Dataset records:

####

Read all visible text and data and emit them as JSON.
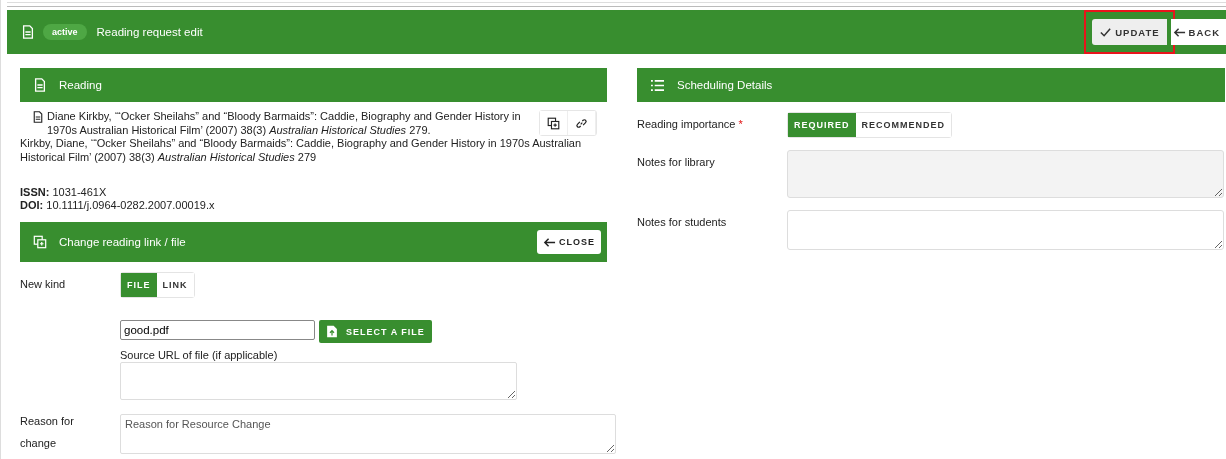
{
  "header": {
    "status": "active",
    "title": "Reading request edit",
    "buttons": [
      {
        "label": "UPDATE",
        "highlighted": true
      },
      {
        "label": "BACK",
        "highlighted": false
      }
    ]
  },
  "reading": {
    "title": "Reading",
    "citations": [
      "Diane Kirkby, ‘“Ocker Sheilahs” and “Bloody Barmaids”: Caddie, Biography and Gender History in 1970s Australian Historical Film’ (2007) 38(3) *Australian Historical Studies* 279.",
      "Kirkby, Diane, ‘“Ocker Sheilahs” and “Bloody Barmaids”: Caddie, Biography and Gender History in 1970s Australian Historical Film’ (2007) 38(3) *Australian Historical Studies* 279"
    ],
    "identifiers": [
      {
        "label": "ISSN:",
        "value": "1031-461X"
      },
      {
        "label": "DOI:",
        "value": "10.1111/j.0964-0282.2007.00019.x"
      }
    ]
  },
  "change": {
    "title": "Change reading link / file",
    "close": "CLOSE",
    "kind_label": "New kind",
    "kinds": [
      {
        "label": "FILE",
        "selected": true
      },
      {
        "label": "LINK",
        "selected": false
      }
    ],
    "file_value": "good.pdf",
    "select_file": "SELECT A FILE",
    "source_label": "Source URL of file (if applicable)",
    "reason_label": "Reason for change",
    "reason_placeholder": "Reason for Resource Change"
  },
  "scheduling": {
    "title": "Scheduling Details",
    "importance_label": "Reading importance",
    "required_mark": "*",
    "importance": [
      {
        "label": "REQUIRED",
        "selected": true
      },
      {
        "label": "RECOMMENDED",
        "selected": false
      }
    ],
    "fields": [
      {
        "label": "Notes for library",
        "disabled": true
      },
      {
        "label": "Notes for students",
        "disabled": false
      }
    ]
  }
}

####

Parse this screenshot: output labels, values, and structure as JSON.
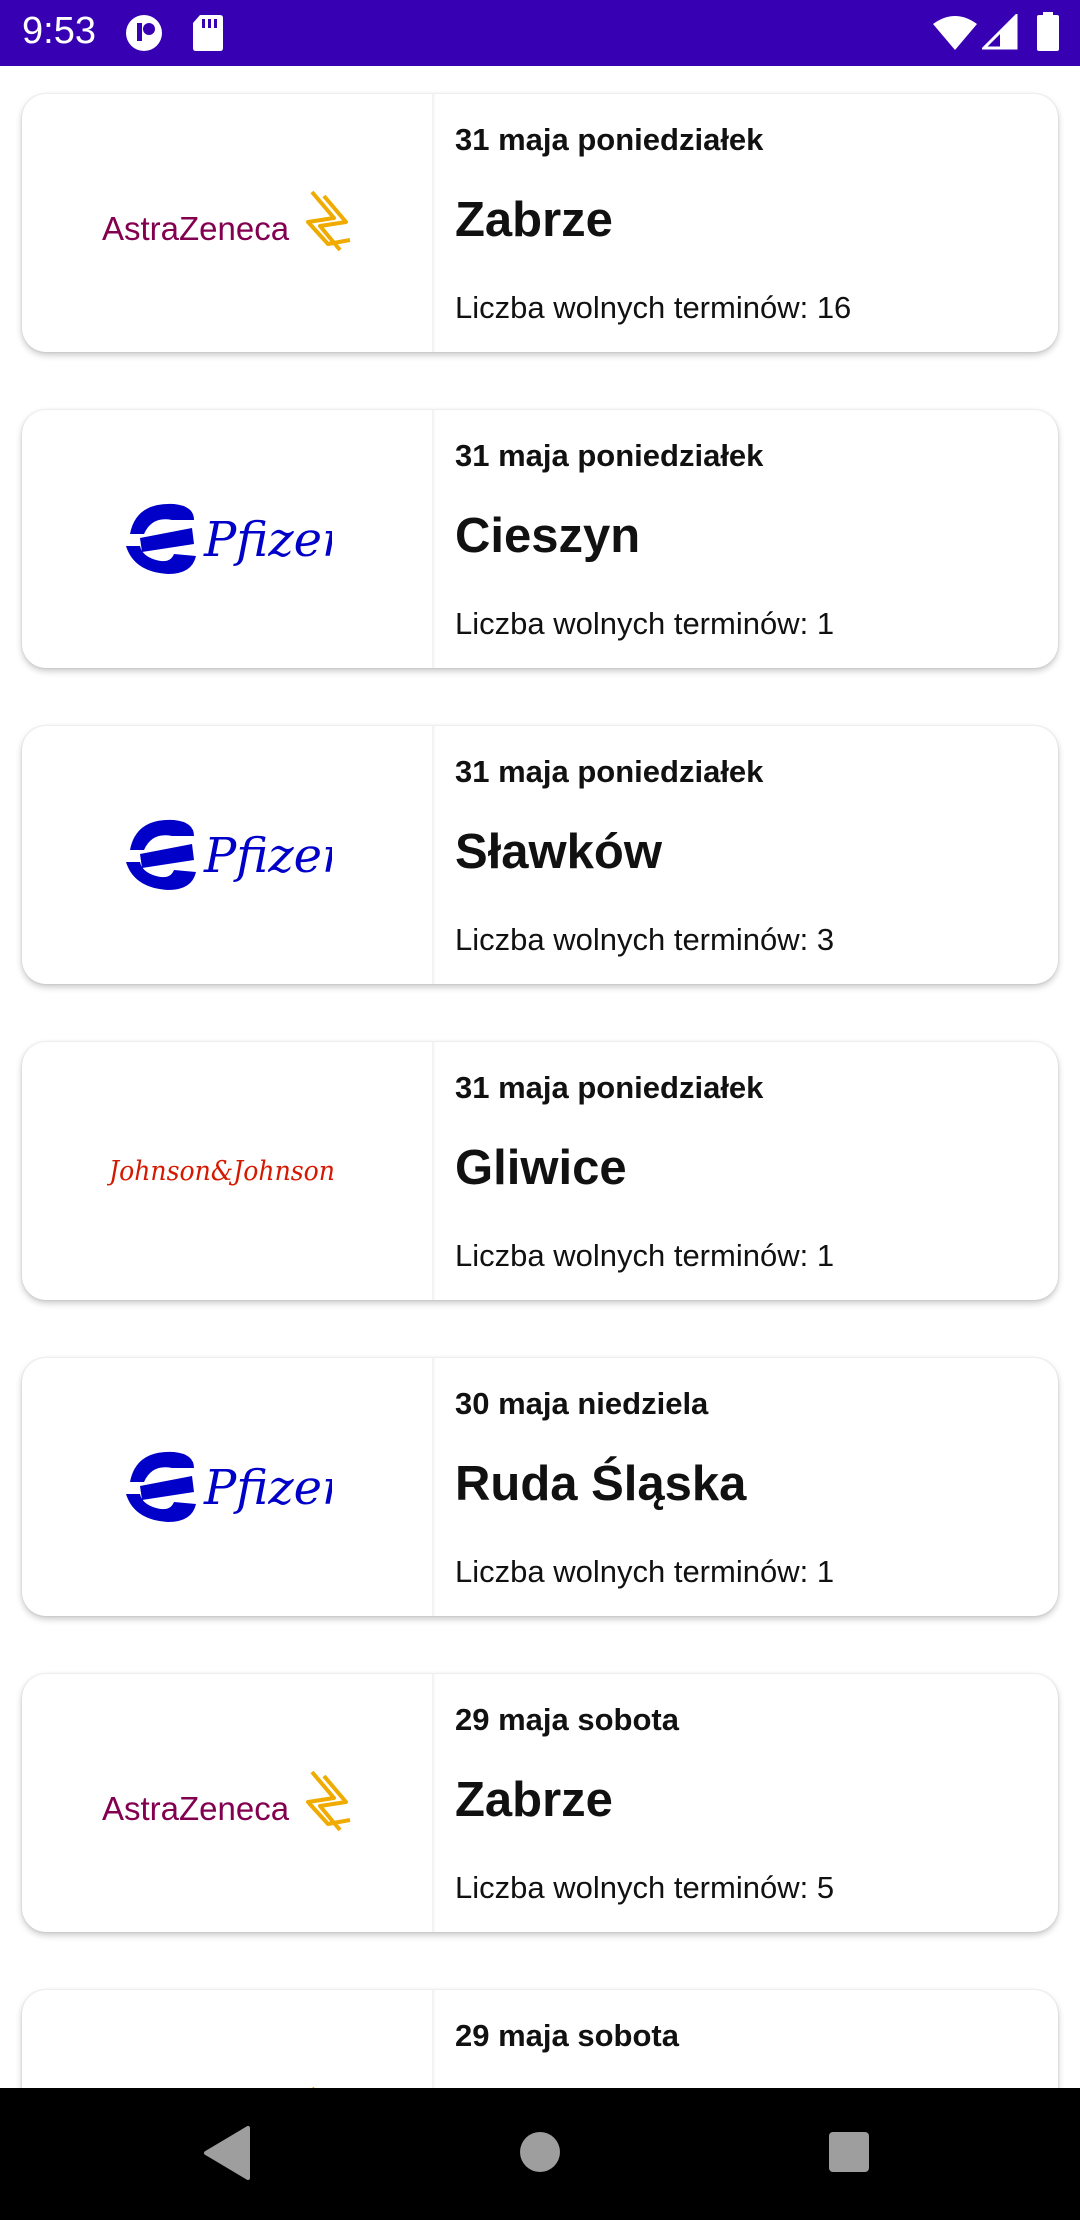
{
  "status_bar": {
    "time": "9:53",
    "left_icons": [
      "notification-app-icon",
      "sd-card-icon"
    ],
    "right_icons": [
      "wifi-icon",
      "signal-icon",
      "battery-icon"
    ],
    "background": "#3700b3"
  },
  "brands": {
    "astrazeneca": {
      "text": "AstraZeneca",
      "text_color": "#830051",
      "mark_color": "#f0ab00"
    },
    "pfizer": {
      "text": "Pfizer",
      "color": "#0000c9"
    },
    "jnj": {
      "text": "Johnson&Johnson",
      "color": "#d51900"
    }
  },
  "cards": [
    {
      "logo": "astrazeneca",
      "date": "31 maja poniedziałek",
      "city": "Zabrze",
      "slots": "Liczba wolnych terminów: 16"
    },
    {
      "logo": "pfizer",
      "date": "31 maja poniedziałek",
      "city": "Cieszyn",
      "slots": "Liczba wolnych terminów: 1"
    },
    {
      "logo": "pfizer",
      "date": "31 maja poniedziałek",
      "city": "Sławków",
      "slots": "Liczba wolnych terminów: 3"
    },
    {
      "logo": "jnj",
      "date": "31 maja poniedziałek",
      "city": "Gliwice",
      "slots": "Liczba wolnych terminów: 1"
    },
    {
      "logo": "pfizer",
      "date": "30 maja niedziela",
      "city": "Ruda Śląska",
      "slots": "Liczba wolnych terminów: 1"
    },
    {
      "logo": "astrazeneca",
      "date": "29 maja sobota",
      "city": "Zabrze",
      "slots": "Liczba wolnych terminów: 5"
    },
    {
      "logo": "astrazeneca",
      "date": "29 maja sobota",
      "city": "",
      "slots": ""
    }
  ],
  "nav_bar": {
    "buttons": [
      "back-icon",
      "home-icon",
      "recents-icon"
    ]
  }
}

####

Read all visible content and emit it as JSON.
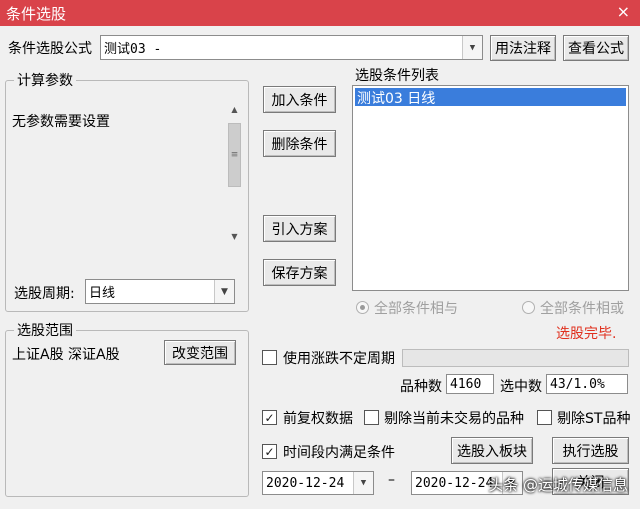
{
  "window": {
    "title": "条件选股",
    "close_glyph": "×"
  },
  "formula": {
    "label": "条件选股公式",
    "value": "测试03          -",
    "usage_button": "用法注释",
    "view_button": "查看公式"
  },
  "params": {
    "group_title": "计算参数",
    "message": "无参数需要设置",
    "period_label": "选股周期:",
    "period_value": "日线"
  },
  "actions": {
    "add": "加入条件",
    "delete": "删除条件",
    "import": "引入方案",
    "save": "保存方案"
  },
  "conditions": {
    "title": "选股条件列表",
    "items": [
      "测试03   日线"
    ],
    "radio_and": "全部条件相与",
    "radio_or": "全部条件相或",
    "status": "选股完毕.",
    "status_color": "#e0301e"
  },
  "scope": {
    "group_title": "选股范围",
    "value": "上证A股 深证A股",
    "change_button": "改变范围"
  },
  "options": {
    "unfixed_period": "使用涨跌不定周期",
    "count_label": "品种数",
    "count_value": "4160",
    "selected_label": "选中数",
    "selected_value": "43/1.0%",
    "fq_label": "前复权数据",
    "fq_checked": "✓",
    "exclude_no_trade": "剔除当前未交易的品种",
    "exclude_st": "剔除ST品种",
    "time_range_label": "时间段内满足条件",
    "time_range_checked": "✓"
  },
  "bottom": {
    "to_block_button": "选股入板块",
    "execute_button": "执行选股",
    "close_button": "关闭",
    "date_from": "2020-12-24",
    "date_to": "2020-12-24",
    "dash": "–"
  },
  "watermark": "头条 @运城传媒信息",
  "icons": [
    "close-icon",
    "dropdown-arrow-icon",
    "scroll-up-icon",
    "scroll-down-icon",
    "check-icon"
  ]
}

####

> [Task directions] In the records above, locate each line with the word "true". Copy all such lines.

> [Solution to this task]
        "highlighted": true
        "selected": true
        "selected": true
        "disabled": true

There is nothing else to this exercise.